§ Activity
Give back every record precisely.

----- Material provided -----

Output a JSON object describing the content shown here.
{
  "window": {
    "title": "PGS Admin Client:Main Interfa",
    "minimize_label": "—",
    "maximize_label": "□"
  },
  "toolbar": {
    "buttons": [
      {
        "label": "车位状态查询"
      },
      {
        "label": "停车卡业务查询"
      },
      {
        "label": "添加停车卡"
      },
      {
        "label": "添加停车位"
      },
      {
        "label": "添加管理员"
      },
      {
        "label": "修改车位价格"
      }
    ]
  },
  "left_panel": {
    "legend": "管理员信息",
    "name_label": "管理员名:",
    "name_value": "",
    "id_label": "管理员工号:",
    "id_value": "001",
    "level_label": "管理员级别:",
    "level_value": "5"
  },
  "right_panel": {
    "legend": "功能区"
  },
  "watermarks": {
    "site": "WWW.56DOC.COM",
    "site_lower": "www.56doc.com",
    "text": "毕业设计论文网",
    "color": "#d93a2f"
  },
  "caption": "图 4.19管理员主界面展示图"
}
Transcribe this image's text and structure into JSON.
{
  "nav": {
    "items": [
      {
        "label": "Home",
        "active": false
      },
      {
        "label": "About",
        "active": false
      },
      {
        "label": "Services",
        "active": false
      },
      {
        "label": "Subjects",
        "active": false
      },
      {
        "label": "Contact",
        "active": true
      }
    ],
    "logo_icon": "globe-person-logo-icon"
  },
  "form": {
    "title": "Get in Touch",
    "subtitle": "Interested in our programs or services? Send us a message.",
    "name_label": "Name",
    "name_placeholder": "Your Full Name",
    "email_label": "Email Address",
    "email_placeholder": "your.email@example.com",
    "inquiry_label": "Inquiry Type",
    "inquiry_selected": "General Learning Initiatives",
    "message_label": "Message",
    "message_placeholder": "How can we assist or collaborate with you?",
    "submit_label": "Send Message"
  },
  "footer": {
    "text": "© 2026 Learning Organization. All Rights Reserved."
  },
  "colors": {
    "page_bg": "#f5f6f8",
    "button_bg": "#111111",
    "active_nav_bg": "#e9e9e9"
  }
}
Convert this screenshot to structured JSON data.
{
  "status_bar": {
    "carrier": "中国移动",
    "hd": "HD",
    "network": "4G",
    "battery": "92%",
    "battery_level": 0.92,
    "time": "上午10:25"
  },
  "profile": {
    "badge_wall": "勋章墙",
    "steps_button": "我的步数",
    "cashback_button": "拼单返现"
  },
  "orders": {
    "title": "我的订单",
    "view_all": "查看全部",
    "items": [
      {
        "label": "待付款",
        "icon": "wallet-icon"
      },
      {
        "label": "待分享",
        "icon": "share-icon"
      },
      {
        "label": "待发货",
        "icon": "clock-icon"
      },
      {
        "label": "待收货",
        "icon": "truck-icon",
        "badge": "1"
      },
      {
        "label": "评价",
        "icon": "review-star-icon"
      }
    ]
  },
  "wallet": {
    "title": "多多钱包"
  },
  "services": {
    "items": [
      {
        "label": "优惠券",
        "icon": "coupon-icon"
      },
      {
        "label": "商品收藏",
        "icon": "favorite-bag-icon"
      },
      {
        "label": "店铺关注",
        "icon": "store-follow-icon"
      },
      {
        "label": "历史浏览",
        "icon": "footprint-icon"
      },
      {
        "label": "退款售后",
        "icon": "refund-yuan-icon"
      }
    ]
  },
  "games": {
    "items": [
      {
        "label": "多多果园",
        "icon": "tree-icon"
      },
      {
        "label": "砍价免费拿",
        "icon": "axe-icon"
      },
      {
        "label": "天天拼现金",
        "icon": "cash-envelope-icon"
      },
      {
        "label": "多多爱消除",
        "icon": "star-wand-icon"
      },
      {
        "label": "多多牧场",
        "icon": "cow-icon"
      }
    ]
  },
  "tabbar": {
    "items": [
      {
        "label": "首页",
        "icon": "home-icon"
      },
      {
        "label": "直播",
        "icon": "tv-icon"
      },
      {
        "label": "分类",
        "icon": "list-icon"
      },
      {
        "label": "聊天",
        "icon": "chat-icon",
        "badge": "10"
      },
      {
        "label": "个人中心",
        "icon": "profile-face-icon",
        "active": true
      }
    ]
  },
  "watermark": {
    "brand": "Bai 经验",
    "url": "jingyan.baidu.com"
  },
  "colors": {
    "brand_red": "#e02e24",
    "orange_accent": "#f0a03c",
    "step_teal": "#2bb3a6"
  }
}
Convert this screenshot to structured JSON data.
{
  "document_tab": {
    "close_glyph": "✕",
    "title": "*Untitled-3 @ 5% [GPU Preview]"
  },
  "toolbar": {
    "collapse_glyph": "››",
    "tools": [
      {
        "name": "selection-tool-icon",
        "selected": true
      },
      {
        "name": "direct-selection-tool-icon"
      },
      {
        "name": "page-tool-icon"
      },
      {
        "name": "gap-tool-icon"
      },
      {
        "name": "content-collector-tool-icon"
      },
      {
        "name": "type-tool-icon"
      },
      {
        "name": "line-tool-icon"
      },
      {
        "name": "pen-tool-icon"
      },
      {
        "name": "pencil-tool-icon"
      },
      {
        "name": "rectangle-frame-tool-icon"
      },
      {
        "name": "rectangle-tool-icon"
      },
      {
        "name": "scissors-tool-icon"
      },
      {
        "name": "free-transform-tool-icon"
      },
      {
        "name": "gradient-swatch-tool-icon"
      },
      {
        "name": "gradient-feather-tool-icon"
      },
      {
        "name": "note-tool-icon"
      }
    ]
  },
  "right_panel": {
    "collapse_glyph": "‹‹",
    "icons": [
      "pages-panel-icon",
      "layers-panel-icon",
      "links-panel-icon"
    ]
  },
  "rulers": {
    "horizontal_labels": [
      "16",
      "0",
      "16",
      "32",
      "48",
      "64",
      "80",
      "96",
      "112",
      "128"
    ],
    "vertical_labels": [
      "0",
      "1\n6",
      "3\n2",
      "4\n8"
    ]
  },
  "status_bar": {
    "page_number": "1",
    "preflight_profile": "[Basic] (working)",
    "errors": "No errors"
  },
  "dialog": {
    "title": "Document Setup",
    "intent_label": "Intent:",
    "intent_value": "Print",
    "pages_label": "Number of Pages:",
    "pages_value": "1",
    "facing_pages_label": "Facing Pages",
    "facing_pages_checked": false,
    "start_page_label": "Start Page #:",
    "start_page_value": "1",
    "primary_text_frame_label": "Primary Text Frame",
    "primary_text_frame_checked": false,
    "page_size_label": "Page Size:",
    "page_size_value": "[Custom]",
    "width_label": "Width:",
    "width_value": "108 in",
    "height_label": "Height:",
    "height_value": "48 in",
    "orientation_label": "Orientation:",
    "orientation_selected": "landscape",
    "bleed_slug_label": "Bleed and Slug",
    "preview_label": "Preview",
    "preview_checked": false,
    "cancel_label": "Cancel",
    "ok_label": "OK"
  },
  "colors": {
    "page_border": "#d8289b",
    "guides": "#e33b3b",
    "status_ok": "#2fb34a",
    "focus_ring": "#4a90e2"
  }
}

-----

§ Problem solution
Output a JSON object describing the content shown here.
{
  "window": {
    "title": "PGS Admin Client:Main Interfa",
    "minimize_label": "—",
    "maximize_label": "□"
  },
  "toolbar": {
    "buttons": [
      {
        "label": "车位状态查询"
      },
      {
        "label": "停车卡业务查询"
      },
      {
        "label": "添加停车卡"
      },
      {
        "label": "添加停车位"
      },
      {
        "label": "添加管理员"
      },
      {
        "label": "修改车位价格"
      }
    ]
  },
  "left_panel": {
    "legend": "管理员信息",
    "name_label": "管理员名:",
    "name_value": "",
    "id_label": "管理员工号:",
    "id_value": "001",
    "level_label": "管理员级别:",
    "level_value": "5"
  },
  "right_panel": {
    "legend": "功能区"
  },
  "watermarks": {
    "site": "WWW.56DOC.COM",
    "site_lower": "www.56doc.com",
    "text": "毕业设计论文网",
    "color": "#d93a2f"
  },
  "caption": "图 4.19管理员主界面展示图"
}
Transcribe this image's text and structure into JSON.
{
  "nav": {
    "items": [
      {
        "label": "Home",
        "active": false
      },
      {
        "label": "About",
        "active": false
      },
      {
        "label": "Services",
        "active": false
      },
      {
        "label": "Subjects",
        "active": false
      },
      {
        "label": "Contact",
        "active": true
      }
    ],
    "logo_icon": "globe-person-logo-icon"
  },
  "form": {
    "title": "Get in Touch",
    "subtitle": "Interested in our programs or services? Send us a message.",
    "name_label": "Name",
    "name_placeholder": "Your Full Name",
    "email_label": "Email Address",
    "email_placeholder": "your.email@example.com",
    "inquiry_label": "Inquiry Type",
    "inquiry_selected": "General Learning Initiatives",
    "message_label": "Message",
    "message_placeholder": "How can we assist or collaborate with you?",
    "submit_label": "Send Message"
  },
  "footer": {
    "text": "© 2026 Learning Organization. All Rights Reserved."
  },
  "colors": {
    "page_bg": "#f5f6f8",
    "button_bg": "#111111",
    "active_nav_bg": "#e9e9e9"
  }
}
Convert this screenshot to structured JSON data.
{
  "status_bar": {
    "carrier": "中国移动",
    "hd": "HD",
    "network": "4G",
    "battery": "92%",
    "battery_level": 0.92,
    "time": "上午10:25"
  },
  "profile": {
    "badge_wall": "勋章墙",
    "steps_button": "我的步数",
    "cashback_button": "拼单返现"
  },
  "orders": {
    "title": "我的订单",
    "view_all": "查看全部",
    "items": [
      {
        "label": "待付款",
        "icon": "wallet-icon"
      },
      {
        "label": "待分享",
        "icon": "share-icon"
      },
      {
        "label": "待发货",
        "icon": "clock-icon"
      },
      {
        "label": "待收货",
        "icon": "truck-icon",
        "badge": "1"
      },
      {
        "label": "评价",
        "icon": "review-star-icon"
      }
    ]
  },
  "wallet": {
    "title": "多多钱包"
  },
  "services": {
    "items": [
      {
        "label": "优惠券",
        "icon": "coupon-icon"
      },
      {
        "label": "商品收藏",
        "icon": "favorite-bag-icon"
      },
      {
        "label": "店铺关注",
        "icon": "store-follow-icon"
      },
      {
        "label": "历史浏览",
        "icon": "footprint-icon"
      },
      {
        "label": "退款售后",
        "icon": "refund-yuan-icon"
      }
    ]
  },
  "games": {
    "items": [
      {
        "label": "多多果园",
        "icon": "tree-icon"
      },
      {
        "label": "砍价免费拿",
        "icon": "axe-icon"
      },
      {
        "label": "天天拼现金",
        "icon": "cash-envelope-icon"
      },
      {
        "label": "多多爱消除",
        "icon": "star-wand-icon"
      },
      {
        "label": "多多牧场",
        "icon": "cow-icon"
      }
    ]
  },
  "tabbar": {
    "items": [
      {
        "label": "首页",
        "icon": "home-icon"
      },
      {
        "label": "直播",
        "icon": "tv-icon"
      },
      {
        "label": "分类",
        "icon": "list-icon"
      },
      {
        "label": "聊天",
        "icon": "chat-icon",
        "badge": "10"
      },
      {
        "label": "个人中心",
        "icon": "profile-face-icon",
        "active": true
      }
    ]
  },
  "watermark": {
    "brand": "Bai 经验",
    "url": "jingyan.baidu.com"
  },
  "colors": {
    "brand_red": "#e02e24",
    "orange_accent": "#f0a03c",
    "step_teal": "#2bb3a6"
  }
}
Convert this screenshot to structured JSON data.
{
  "document_tab": {
    "close_glyph": "✕",
    "title": "*Untitled-3 @ 5% [GPU Preview]"
  },
  "toolbar": {
    "collapse_glyph": "››",
    "tools": [
      {
        "name": "selection-tool-icon",
        "selected": true
      },
      {
        "name": "direct-selection-tool-icon"
      },
      {
        "name": "page-tool-icon"
      },
      {
        "name": "gap-tool-icon"
      },
      {
        "name": "content-collector-tool-icon"
      },
      {
        "name": "type-tool-icon"
      },
      {
        "name": "line-tool-icon"
      },
      {
        "name": "pen-tool-icon"
      },
      {
        "name": "pencil-tool-icon"
      },
      {
        "name": "rectangle-frame-tool-icon"
      },
      {
        "name": "rectangle-tool-icon"
      },
      {
        "name": "scissors-tool-icon"
      },
      {
        "name": "free-transform-tool-icon"
      },
      {
        "name": "gradient-swatch-tool-icon"
      },
      {
        "name": "gradient-feather-tool-icon"
      },
      {
        "name": "note-tool-icon"
      }
    ]
  },
  "right_panel": {
    "collapse_glyph": "‹‹",
    "icons": [
      "pages-panel-icon",
      "layers-panel-icon",
      "links-panel-icon"
    ]
  },
  "rulers": {
    "horizontal_labels": [
      "16",
      "0",
      "16",
      "32",
      "48",
      "64",
      "80",
      "96",
      "112",
      "128"
    ],
    "vertical_labels": [
      "0",
      "1\n6",
      "3\n2",
      "4\n8"
    ]
  },
  "status_bar": {
    "page_number": "1",
    "preflight_profile": "[Basic] (working)",
    "errors": "No errors"
  },
  "dialog": {
    "title": "Document Setup",
    "intent_label": "Intent:",
    "intent_value": "Print",
    "pages_label": "Number of Pages:",
    "pages_value": "1",
    "facing_pages_label": "Facing Pages",
    "facing_pages_checked": false,
    "start_page_label": "Start Page #:",
    "start_page_value": "1",
    "primary_text_frame_label": "Primary Text Frame",
    "primary_text_frame_checked": false,
    "page_size_label": "Page Size:",
    "page_size_value": "[Custom]",
    "width_label": "Width:",
    "width_value": "108 in",
    "height_label": "Height:",
    "height_value": "48 in",
    "orientation_label": "Orientation:",
    "orientation_selected": "landscape",
    "bleed_slug_label": "Bleed and Slug",
    "preview_label": "Preview",
    "preview_checked": false,
    "cancel_label": "Cancel",
    "ok_label": "OK"
  },
  "colors": {
    "page_border": "#d8289b",
    "guides": "#e33b3b",
    "status_ok": "#2fb34a",
    "focus_ring": "#4a90e2"
  }
}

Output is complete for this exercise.